** Source records **

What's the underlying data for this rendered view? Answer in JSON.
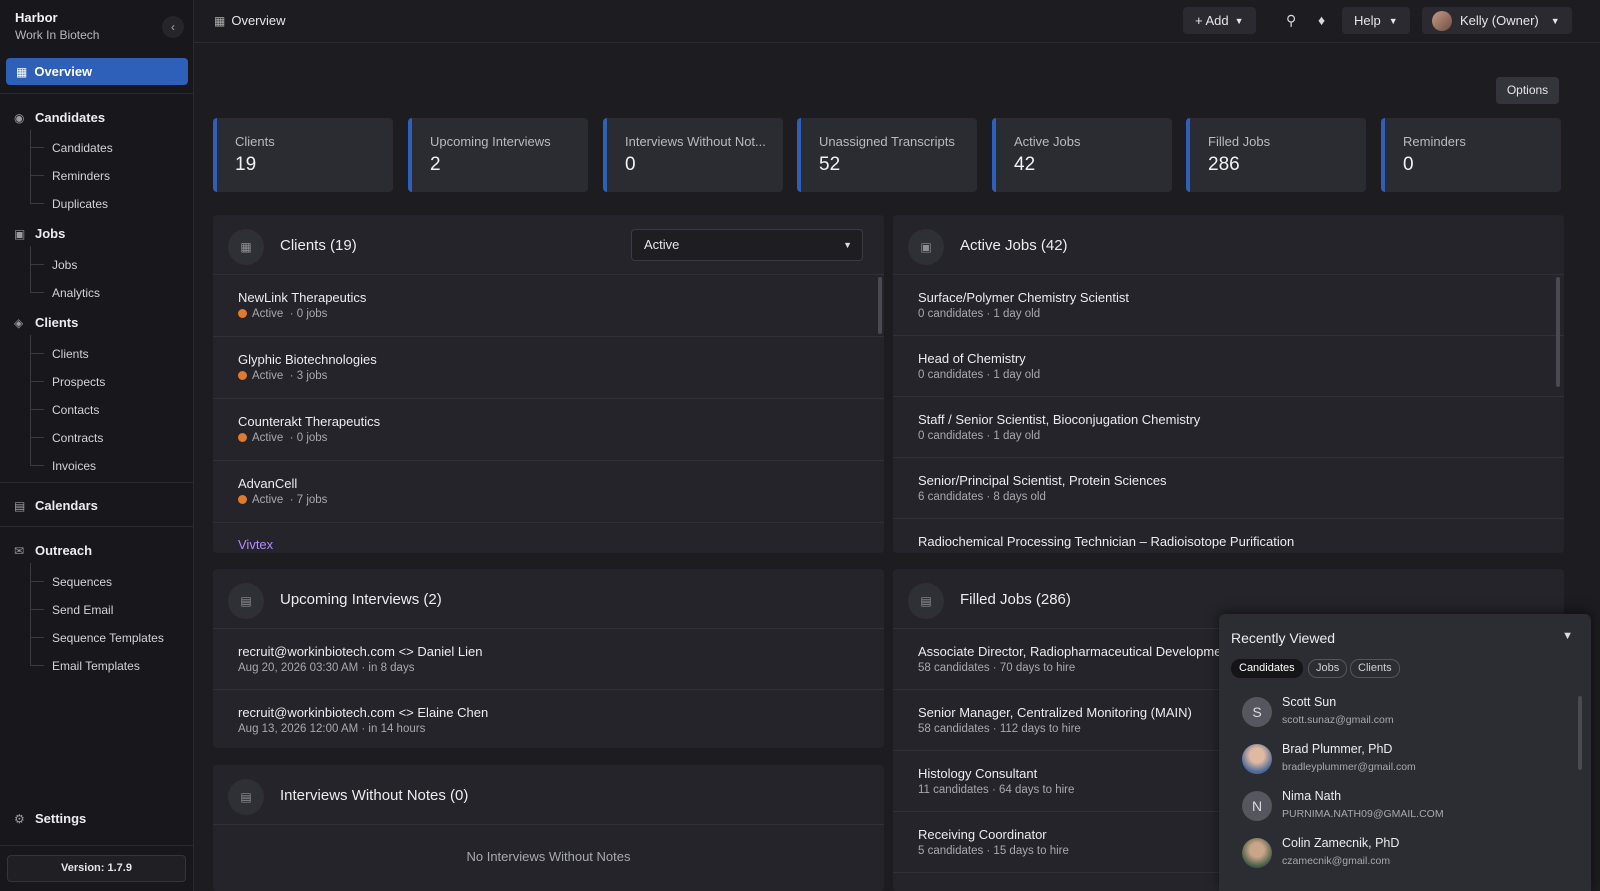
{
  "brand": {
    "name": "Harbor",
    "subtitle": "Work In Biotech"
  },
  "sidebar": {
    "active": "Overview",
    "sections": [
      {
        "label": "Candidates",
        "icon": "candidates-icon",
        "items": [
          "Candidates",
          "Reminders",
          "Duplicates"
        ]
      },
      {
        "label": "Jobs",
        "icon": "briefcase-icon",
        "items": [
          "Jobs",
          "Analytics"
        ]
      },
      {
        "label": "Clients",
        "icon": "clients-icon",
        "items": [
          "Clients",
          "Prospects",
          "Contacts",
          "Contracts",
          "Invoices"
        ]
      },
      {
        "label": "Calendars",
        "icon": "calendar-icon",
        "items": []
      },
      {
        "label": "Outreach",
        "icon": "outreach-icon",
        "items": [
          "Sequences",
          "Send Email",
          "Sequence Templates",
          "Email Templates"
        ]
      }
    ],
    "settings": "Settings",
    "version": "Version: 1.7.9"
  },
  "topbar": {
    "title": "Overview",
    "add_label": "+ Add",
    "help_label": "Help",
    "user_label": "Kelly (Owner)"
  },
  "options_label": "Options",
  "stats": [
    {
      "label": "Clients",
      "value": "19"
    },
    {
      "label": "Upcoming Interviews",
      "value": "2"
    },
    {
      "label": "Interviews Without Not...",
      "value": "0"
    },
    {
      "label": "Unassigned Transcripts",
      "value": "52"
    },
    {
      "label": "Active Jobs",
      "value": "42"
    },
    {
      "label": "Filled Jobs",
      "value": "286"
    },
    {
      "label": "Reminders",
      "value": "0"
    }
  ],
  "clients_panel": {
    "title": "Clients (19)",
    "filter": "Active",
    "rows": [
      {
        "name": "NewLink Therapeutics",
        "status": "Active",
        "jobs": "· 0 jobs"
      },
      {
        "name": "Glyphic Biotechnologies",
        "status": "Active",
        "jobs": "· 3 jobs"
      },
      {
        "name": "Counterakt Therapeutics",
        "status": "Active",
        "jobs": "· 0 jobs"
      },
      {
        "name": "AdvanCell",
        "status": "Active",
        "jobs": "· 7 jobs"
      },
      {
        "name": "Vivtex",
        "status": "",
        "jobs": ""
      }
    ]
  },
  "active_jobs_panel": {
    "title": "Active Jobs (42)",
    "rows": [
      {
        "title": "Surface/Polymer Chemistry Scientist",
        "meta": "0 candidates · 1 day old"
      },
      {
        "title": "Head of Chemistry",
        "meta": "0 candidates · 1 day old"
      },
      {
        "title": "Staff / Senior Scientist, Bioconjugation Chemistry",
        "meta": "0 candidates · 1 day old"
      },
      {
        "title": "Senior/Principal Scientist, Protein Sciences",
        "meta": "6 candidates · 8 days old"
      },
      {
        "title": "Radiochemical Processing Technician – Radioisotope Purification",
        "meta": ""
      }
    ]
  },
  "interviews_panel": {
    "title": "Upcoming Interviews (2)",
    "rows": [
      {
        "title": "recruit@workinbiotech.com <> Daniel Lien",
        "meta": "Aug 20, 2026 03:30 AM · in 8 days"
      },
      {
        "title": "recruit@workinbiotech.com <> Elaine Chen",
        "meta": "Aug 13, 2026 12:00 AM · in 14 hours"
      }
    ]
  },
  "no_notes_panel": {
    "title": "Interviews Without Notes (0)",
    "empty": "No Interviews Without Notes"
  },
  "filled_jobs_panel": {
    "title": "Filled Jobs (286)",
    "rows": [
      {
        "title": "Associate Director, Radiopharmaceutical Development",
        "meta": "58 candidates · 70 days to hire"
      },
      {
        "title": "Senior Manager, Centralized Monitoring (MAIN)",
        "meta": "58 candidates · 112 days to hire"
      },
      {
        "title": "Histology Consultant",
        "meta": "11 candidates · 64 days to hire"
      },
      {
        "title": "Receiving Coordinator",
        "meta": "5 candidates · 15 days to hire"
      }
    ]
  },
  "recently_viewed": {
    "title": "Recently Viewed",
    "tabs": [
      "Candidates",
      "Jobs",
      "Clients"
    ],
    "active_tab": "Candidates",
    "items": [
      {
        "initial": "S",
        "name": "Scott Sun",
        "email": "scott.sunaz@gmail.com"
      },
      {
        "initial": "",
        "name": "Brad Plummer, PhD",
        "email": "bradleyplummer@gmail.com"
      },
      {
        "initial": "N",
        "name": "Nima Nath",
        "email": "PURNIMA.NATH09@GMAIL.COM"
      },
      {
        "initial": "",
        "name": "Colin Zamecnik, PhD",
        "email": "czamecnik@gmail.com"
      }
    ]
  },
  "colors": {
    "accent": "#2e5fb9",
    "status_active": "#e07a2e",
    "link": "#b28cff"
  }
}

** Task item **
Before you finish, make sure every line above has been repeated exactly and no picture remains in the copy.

** Output below **
What's the underlying data for this rendered view? Answer in JSON.
{
  "brand": {
    "name": "Harbor",
    "subtitle": "Work In Biotech"
  },
  "sidebar": {
    "active": "Overview",
    "sections": [
      {
        "label": "Candidates",
        "icon": "candidates-icon",
        "items": [
          "Candidates",
          "Reminders",
          "Duplicates"
        ]
      },
      {
        "label": "Jobs",
        "icon": "briefcase-icon",
        "items": [
          "Jobs",
          "Analytics"
        ]
      },
      {
        "label": "Clients",
        "icon": "clients-icon",
        "items": [
          "Clients",
          "Prospects",
          "Contacts",
          "Contracts",
          "Invoices"
        ]
      },
      {
        "label": "Calendars",
        "icon": "calendar-icon",
        "items": []
      },
      {
        "label": "Outreach",
        "icon": "outreach-icon",
        "items": [
          "Sequences",
          "Send Email",
          "Sequence Templates",
          "Email Templates"
        ]
      }
    ],
    "settings": "Settings",
    "version": "Version: 1.7.9"
  },
  "topbar": {
    "title": "Overview",
    "add_label": "+ Add",
    "help_label": "Help",
    "user_label": "Kelly (Owner)"
  },
  "options_label": "Options",
  "stats": [
    {
      "label": "Clients",
      "value": "19"
    },
    {
      "label": "Upcoming Interviews",
      "value": "2"
    },
    {
      "label": "Interviews Without Not...",
      "value": "0"
    },
    {
      "label": "Unassigned Transcripts",
      "value": "52"
    },
    {
      "label": "Active Jobs",
      "value": "42"
    },
    {
      "label": "Filled Jobs",
      "value": "286"
    },
    {
      "label": "Reminders",
      "value": "0"
    }
  ],
  "clients_panel": {
    "title": "Clients (19)",
    "filter": "Active",
    "rows": [
      {
        "name": "NewLink Therapeutics",
        "status": "Active",
        "jobs": "· 0 jobs"
      },
      {
        "name": "Glyphic Biotechnologies",
        "status": "Active",
        "jobs": "· 3 jobs"
      },
      {
        "name": "Counterakt Therapeutics",
        "status": "Active",
        "jobs": "· 0 jobs"
      },
      {
        "name": "AdvanCell",
        "status": "Active",
        "jobs": "· 7 jobs"
      },
      {
        "name": "Vivtex",
        "status": "",
        "jobs": ""
      }
    ]
  },
  "active_jobs_panel": {
    "title": "Active Jobs (42)",
    "rows": [
      {
        "title": "Surface/Polymer Chemistry Scientist",
        "meta": "0 candidates · 1 day old"
      },
      {
        "title": "Head of Chemistry",
        "meta": "0 candidates · 1 day old"
      },
      {
        "title": "Staff / Senior Scientist, Bioconjugation Chemistry",
        "meta": "0 candidates · 1 day old"
      },
      {
        "title": "Senior/Principal Scientist, Protein Sciences",
        "meta": "6 candidates · 8 days old"
      },
      {
        "title": "Radiochemical Processing Technician – Radioisotope Purification",
        "meta": ""
      }
    ]
  },
  "interviews_panel": {
    "title": "Upcoming Interviews (2)",
    "rows": [
      {
        "title": "recruit@workinbiotech.com <> Daniel Lien",
        "meta": "Aug 20, 2026 03:30 AM · in 8 days"
      },
      {
        "title": "recruit@workinbiotech.com <> Elaine Chen",
        "meta": "Aug 13, 2026 12:00 AM · in 14 hours"
      }
    ]
  },
  "no_notes_panel": {
    "title": "Interviews Without Notes (0)",
    "empty": "No Interviews Without Notes"
  },
  "filled_jobs_panel": {
    "title": "Filled Jobs (286)",
    "rows": [
      {
        "title": "Associate Director, Radiopharmaceutical Development",
        "meta": "58 candidates · 70 days to hire"
      },
      {
        "title": "Senior Manager, Centralized Monitoring (MAIN)",
        "meta": "58 candidates · 112 days to hire"
      },
      {
        "title": "Histology Consultant",
        "meta": "11 candidates · 64 days to hire"
      },
      {
        "title": "Receiving Coordinator",
        "meta": "5 candidates · 15 days to hire"
      }
    ]
  },
  "recently_viewed": {
    "title": "Recently Viewed",
    "tabs": [
      "Candidates",
      "Jobs",
      "Clients"
    ],
    "active_tab": "Candidates",
    "items": [
      {
        "initial": "S",
        "name": "Scott Sun",
        "email": "scott.sunaz@gmail.com"
      },
      {
        "initial": "",
        "name": "Brad Plummer, PhD",
        "email": "bradleyplummer@gmail.com"
      },
      {
        "initial": "N",
        "name": "Nima Nath",
        "email": "PURNIMA.NATH09@GMAIL.COM"
      },
      {
        "initial": "",
        "name": "Colin Zamecnik, PhD",
        "email": "czamecnik@gmail.com"
      }
    ]
  },
  "colors": {
    "accent": "#2e5fb9",
    "status_active": "#e07a2e",
    "link": "#b28cff"
  }
}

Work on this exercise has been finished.